"In many people's minds, they lump the church in with evangelical groups" and others that do that, he said. "This may help resolve that."

Bennett said he also believes the new First Presidency letter represents what basically had been recent church policy, "but it's never been quite that specific."

For example, he said when the late Richard Wirthlin — the former pollster and aide to Ronald Reagan — was named as a general authority seventy, "He said to me, 'I am under the same restriction as a member of the Twelve [apostles]. I cannot participate.' "

Bennett said the church has added many other "area seventies," who work part time for the church and full time at other jobs, and some of them have jobs requiring political fundraising as part of their work. He said an example is Jack Gerard, CEO of the American Petroleum Institute.

"I think saying to Jack Gerard, 'You cannot raise money for Mitt Romney' might lead him and others in similar positions to say, 'Wait a minute, that's my profession.' I think this may be a clarification of what has probably been understood as the policy to now. But I am not an authority on this," Bennett said.

The former three-term senator said that when he announced he was running for office in 1992, "I was told, 'Well, you have to be released as bishop because we can't have a bishop who's a candidate for major statewide office.' They never got around to releasing me," until two weeks before the election, "so I don't know how official that really is."

Tony Semerad contributed to this report. —

Mormon Church officials as candidates, office-holders

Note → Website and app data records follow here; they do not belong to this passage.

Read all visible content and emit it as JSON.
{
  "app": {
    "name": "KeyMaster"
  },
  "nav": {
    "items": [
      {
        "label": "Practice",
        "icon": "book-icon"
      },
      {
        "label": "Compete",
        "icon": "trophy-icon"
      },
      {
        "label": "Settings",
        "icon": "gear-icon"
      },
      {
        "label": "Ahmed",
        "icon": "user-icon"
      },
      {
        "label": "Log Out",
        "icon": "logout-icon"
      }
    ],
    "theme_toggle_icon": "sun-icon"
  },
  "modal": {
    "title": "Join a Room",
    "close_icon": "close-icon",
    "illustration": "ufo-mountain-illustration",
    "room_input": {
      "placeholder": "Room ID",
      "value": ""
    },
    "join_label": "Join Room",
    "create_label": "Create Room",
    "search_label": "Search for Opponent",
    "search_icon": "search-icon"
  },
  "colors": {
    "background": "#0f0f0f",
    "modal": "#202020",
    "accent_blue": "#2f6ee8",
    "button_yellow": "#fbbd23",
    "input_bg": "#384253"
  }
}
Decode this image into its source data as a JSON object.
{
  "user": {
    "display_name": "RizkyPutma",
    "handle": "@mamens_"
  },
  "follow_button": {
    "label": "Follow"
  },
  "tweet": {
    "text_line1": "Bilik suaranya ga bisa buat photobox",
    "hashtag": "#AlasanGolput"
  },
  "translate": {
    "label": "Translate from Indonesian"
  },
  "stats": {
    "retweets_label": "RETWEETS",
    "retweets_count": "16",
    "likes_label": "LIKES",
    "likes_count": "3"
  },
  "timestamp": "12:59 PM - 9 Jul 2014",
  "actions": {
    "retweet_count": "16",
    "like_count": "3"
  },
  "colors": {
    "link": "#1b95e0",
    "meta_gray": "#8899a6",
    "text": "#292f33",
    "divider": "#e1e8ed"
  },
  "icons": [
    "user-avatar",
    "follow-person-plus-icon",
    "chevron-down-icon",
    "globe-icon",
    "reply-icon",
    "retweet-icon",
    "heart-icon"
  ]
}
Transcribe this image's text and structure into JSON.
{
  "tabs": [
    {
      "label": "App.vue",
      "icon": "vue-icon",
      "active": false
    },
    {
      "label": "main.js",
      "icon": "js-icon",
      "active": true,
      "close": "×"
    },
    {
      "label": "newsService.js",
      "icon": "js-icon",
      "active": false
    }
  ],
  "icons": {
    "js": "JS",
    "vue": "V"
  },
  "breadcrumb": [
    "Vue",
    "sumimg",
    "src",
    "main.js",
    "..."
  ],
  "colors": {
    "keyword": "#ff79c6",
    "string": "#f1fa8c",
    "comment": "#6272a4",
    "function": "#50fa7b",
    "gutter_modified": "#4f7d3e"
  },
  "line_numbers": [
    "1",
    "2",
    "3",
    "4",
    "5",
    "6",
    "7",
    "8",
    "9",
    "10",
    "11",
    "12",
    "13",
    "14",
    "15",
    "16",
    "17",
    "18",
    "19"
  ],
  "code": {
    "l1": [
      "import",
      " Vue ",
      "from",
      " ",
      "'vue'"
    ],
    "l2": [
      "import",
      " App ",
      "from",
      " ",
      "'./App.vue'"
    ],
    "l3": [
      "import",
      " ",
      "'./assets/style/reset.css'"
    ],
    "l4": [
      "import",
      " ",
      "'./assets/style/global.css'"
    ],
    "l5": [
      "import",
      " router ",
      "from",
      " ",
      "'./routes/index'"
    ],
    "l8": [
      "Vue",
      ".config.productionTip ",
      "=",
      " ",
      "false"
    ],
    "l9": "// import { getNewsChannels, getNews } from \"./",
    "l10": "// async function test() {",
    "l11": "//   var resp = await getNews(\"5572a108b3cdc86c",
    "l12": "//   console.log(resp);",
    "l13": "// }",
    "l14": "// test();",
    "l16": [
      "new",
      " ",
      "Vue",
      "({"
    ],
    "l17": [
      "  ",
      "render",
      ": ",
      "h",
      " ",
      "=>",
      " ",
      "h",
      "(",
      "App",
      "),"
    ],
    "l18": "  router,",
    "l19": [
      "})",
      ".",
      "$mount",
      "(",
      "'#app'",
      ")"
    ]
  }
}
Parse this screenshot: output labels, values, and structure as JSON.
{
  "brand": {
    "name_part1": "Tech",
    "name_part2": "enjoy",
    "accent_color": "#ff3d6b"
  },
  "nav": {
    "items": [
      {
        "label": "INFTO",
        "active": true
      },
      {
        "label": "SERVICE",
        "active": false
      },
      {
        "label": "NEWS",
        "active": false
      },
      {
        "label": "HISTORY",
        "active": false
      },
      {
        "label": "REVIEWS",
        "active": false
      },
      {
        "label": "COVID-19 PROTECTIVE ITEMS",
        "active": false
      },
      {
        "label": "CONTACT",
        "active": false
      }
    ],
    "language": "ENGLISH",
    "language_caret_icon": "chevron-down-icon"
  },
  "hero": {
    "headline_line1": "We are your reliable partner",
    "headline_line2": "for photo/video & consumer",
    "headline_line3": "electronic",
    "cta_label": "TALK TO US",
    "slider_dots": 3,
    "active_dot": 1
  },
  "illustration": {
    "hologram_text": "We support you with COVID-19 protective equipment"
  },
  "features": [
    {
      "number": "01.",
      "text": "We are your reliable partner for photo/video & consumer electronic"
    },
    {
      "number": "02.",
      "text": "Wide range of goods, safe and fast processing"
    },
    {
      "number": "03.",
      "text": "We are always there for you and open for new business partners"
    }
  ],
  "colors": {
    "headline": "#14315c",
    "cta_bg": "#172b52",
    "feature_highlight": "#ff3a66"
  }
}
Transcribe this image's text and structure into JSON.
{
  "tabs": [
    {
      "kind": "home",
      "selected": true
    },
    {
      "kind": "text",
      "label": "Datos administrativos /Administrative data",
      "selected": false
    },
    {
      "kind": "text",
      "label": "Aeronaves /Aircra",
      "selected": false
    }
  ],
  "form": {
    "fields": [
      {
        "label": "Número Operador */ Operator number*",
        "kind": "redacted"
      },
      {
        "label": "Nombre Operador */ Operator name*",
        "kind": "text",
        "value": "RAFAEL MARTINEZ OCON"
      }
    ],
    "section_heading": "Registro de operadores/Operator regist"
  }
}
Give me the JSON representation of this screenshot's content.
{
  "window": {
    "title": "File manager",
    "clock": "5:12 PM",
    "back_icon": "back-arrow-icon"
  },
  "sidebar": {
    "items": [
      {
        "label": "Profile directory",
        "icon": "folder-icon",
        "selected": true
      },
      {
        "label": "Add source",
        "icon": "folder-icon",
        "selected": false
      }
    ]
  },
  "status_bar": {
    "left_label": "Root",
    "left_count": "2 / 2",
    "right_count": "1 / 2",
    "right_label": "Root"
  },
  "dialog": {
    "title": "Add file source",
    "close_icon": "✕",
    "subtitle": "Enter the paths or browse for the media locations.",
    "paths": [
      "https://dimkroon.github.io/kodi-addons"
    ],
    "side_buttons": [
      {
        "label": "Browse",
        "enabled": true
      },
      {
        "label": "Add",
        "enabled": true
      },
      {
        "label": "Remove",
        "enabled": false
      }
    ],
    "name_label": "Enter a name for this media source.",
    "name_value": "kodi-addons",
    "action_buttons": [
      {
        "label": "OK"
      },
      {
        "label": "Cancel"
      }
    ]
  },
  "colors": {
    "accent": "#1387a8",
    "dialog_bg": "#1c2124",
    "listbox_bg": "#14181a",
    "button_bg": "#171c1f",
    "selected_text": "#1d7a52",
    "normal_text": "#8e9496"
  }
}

In recent history, authorities of the LDS Church have stayed out of direct participation in partisan politics — but that was not always been the case. Church founder Joseph Smith ran for U.S. president in 1844, the year he was killed by a mob. Former U.S. Sen. Reed Smoot, R-Utah, served in the Senate from 1903-33, and was an LDS apostle that entire period. And Ezra Taft Benson served from 1953-61 as Dwight D. Eisenhower's secretary of agriculture while also serving as an apostle.